*Your objective*
Whenever a line in the records below holds the string "QUESTIFY", include it in the count, and state the number alone.

*Dataset extract*
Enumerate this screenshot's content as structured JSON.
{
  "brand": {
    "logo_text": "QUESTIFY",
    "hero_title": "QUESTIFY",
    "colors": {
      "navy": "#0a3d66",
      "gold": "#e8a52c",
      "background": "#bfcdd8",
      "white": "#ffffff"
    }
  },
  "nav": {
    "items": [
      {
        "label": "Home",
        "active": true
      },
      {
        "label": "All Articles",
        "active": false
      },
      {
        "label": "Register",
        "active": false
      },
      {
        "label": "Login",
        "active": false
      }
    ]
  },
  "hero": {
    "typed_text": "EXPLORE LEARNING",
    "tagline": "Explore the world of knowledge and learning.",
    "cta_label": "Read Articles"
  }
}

*The completed task*
2